For the interior of his 1977 Jeep CJ7, Epple went a simplistic and functional route with some custom twists thrown into the mix. The rear seat was salvaged from the original Jeep and then wrapped in a Corbeau cover to match the front Corbeau seats. A one-off DD Custom dash was used, featuring AutoMeter gauges, Carling Contoura II rocker switches, and a Pioneer stereo, tied to an Alpine amp, 4-inch JL Audio front speakers, and 6×9-inch JL Audio rear speakers. Other features include an ’82 CJ steering column, a Cadillac Escalade fly-by-wire gas pedal, one-off automatic-style brake pedal, Heater Craft heater, Art Carr Rock Gate shifter, and a custom Levi’s covered center console.
While Epple’s Jeep has everything covered in the looks department, it’s not too shabby when it comes to performance components either.

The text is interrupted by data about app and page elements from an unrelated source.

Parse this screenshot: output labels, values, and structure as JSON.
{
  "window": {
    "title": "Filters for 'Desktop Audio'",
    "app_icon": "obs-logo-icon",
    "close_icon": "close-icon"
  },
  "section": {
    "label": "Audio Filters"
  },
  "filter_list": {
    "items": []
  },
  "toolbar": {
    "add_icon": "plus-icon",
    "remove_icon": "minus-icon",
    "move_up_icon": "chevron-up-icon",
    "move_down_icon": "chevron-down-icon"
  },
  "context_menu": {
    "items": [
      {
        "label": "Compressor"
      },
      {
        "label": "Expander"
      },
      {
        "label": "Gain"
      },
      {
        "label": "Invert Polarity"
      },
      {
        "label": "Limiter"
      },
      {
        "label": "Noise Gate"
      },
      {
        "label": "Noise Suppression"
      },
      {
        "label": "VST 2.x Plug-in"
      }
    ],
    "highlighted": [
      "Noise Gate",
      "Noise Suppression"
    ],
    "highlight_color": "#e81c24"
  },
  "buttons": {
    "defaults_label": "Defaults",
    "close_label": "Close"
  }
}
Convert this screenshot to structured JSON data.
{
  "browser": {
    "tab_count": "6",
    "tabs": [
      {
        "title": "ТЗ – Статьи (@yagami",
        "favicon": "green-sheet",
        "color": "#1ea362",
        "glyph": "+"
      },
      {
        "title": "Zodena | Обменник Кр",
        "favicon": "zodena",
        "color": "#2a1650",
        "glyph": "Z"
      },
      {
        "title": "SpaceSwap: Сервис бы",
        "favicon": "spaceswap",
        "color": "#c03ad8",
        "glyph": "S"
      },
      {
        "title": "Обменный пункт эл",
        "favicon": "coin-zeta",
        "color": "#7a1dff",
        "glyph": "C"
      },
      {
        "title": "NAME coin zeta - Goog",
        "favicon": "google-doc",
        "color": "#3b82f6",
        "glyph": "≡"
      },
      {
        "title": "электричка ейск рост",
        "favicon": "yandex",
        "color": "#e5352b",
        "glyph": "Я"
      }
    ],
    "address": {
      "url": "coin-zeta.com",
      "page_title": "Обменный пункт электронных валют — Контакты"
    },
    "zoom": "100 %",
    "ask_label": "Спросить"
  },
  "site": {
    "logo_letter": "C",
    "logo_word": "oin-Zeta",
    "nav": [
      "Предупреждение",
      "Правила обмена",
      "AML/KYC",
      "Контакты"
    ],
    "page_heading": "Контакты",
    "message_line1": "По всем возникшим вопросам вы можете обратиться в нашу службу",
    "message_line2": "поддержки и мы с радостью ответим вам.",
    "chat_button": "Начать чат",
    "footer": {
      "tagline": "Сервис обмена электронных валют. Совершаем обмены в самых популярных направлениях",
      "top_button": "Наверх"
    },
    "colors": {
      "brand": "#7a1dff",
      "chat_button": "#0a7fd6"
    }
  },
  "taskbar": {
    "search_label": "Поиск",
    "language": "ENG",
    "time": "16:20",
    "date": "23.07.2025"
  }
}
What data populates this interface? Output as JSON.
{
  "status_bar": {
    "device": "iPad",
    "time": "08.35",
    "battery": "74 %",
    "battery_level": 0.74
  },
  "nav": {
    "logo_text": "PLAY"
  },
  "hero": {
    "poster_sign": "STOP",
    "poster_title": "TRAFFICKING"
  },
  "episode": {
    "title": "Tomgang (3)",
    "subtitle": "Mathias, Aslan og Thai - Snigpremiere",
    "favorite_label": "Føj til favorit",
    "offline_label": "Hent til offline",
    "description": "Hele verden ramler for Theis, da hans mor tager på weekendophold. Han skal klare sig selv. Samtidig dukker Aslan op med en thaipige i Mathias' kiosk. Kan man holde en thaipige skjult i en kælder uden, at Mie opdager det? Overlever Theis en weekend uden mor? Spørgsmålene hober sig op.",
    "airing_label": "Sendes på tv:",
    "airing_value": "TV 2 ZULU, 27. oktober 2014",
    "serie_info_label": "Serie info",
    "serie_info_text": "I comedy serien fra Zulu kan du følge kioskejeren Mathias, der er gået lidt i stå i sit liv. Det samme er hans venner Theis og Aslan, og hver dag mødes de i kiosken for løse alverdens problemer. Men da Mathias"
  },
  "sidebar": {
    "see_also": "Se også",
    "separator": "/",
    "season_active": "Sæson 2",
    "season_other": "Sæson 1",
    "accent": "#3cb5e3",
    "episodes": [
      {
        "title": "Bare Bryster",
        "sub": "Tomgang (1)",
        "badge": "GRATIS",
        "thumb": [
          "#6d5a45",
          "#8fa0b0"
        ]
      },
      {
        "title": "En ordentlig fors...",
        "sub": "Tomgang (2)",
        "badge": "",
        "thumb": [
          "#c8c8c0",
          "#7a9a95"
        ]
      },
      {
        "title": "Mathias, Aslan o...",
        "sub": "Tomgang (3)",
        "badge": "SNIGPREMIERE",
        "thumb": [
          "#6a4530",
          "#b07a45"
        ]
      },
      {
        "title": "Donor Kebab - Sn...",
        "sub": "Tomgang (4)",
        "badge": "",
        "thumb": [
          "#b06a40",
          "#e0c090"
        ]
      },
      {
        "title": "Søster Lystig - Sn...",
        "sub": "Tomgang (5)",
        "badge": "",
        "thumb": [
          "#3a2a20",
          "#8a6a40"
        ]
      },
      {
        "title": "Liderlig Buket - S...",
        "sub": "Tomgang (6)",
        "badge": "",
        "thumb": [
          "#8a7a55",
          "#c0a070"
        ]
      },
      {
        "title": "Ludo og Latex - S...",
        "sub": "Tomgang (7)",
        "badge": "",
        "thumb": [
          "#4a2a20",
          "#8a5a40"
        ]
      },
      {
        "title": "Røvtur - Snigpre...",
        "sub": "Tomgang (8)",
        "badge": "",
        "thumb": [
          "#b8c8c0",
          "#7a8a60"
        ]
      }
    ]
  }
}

Underneath, the Jeep is just as custom as the interior/exterior, from the Throttle Down mandrel-bent frame to the handmade trans mount/cross member/skid plate combination Epple proudly pointed out to us. The front axle is the Jeep’s original Dana 30 fitted with 4.10 gears and an Eaton E-locker. It’s fully rejuvenated with new ball joints, bearings, etc. Out back, the Jeep is outfitted with a 35-spline, Currie 9-inch rear end, Ford Explorer disc brakes and an ARB locker.
Giving the 1977 Jeep CJ7 its rock-crawling stance is a 3-inch BDS lift with Dynatrac U-bolt flip kits. Rolling attire on the truck consists of 15×8-inch Mickey Thompson Classic III Wheels wrapped in 33-12.50 Toyo Open Country MT tires, while
Powering the custom Jeep is a cammed and tuned Lq9 6.0L V8 from a 2003 Cadillac Escalade, which has been otherwise upgraded with a Griffin aluminum radiator fitted with Flexa Lite electric fans. The handcrafted 22-gallon gas tank features an in-tank Walboro pump, Aeroquip teflon-lined braided stainless fuel lines, a Trick Flow billet fuel filter, and a custom 2 ½-inch exhaust with Flowmaster 40 series mufflers. It sounds bad ass! The massaged Caddy engine is backed by a built 4l65E automatic transmission with an Earl’s Performance transmission cooler, which pushes the V8s power to the front and rear wheels via a 3.8:1 Atlas II transfer case and Tom Woods driveshaft’s.
Truly a one-of-a-kind ride, Epple’s 1977 CJ7 is one of the nicest custom Jeeps we’ve seen. But no matter how nice it is, the best part for Epple is enjoying it with his wife Amber, and their sons Cole and Jackson. A family that off roads and shows together stays together! Not only that, custom cars and trucks built at home tend to strengthen family bonds, making it all that much sweeter when their hard work is rewarded.